Your goal =
Take every line from the data that has the word "true" in it.

Records provided =

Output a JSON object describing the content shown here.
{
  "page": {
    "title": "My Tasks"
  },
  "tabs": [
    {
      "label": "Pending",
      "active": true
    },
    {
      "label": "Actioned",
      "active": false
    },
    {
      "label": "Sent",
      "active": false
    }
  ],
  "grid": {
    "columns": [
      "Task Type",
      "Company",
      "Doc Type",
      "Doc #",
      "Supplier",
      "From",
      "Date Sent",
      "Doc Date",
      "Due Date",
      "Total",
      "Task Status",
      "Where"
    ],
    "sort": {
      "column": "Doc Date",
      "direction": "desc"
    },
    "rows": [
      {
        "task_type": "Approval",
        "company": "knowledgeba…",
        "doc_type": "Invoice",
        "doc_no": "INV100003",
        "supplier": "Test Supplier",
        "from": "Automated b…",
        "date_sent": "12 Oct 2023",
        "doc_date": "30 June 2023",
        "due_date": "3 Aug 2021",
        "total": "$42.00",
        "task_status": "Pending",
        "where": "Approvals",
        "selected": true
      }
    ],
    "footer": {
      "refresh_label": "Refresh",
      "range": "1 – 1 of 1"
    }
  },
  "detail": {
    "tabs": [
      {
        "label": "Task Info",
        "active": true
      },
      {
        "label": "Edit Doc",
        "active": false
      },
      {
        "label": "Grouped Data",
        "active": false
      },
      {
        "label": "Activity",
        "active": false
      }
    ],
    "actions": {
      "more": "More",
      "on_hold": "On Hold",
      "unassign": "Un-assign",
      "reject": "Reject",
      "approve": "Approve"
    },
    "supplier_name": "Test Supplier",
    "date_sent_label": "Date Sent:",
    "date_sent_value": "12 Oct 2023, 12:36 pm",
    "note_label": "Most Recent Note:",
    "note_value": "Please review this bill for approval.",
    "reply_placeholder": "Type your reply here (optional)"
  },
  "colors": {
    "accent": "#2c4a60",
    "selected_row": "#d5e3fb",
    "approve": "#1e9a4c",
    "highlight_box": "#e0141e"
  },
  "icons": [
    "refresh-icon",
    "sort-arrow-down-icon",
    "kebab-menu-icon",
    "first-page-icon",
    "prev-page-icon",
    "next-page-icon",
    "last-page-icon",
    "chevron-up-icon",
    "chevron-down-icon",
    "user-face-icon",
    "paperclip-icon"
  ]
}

Solution to this problem =
      "active": true
        "selected": true
        "active": true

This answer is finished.